Page 93

from educational institutions. Jacobs’ database shows 67% of industrial BIDs examined reached the market, compared to 14% of academic BIDs. Industrial solutions can focus directly on creating value for the company and its customers, and this results in a much greater market success rate. It is therefore valuable to observe how businesses conduct biomimicry, and what lessons this approach can provide for academic researchers. Terrapin Bright Green and Harbec Inc., a metal and plastic parts manufacturer based in Ontario, NY, teamed up to apply biomimicry to additively manufactured tools, and this example highlights how industrial and academic bio-inspired projects differ. Harbec uses injection moulding and additive manufacturing to meet customers’ demands. In 2015, they collaborated with Terrapin Bright Green, an environmental strategy consulting firm, and professors from Cornell University and Rochester Institute of Technology to provide biomimetic solutions for heat transfer in additively manufactured injection moulded cavities. Injection moulding heats polymers to a molten state inside shape-forming moulds. Only after the mould has cooled can the part be removed. The process of heating, cooling, and removing the part makes up
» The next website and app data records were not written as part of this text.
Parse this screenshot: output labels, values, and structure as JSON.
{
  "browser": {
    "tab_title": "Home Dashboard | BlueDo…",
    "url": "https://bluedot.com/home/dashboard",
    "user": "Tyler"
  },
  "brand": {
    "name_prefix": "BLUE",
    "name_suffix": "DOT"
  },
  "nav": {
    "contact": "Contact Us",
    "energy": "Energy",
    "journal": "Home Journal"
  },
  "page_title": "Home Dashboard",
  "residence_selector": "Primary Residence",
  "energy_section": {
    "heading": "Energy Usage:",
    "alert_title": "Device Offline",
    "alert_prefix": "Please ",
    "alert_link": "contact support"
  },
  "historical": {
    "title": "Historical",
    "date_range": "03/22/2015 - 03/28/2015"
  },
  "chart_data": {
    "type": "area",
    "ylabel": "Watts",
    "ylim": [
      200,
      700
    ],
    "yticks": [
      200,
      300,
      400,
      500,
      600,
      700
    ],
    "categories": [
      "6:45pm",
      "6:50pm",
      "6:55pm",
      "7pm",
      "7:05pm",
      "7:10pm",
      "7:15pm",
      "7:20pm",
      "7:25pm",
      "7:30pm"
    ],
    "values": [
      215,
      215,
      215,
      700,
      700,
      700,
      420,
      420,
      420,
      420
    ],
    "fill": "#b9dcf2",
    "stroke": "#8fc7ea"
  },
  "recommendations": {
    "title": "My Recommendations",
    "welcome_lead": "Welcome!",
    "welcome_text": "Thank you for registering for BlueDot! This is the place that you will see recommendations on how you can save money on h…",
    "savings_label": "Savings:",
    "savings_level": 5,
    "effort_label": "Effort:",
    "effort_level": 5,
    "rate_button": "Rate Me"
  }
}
one process cycle. The team’s goal was reducing cycle time, and the cooling phase was seen to be a promising area. Cooling often involves circulatory systems, suggesting collaboration with vascular experts. Natural heat dissipation systems were explored and narrowed down to elephant ear vessels, termite mound channels, and vascular structures found in dicot leaves. Selecting the natural model was one of the biggest challenges in Harbec’s work, and digital simulation was used to assess several factors. Dicot leaves contain a main trunk with interconnecting branching channels which carry fluid through the leaf, a model that Harbec could easily manufacture. Keith Schneider of Harbec remarked that, “the mix of academic insights and manufacturing knowledge allowed the biology to be translated into engineering models.” Academics provided expertise in natural systems, but on its own this did not provide a valuable solution. Harbec’s experience with manufacturability and performance allowed the biology to be incorporated into the designs. Ensuring the solution was costeffective and technically realistic was a key project feature for Schneider. He noted that start-ups or early stage projects may need to focus more on manufacturing than they currently do.

Zygote Quarterly 28 | vol 2 | 2020 | ISSN 1927-8314 | Pg 93 of 140

Profile for marjan eggermont

zq28 (zygote quarterly)  

ZQ: Our mission is to establish a credible platform showcasing the nexus of science and design in the field of biologically inspired design,...

zq28 (zygote quarterly)  

ZQ: Our mission is to establish a credible platform showcasing the nexus of science and design in the field of biologically inspired design,...

Profile for eggermont

Recommendations could not be loaded

Recommendations could not be loaded

Recommendations could not be loaded

Recommendations could not be loaded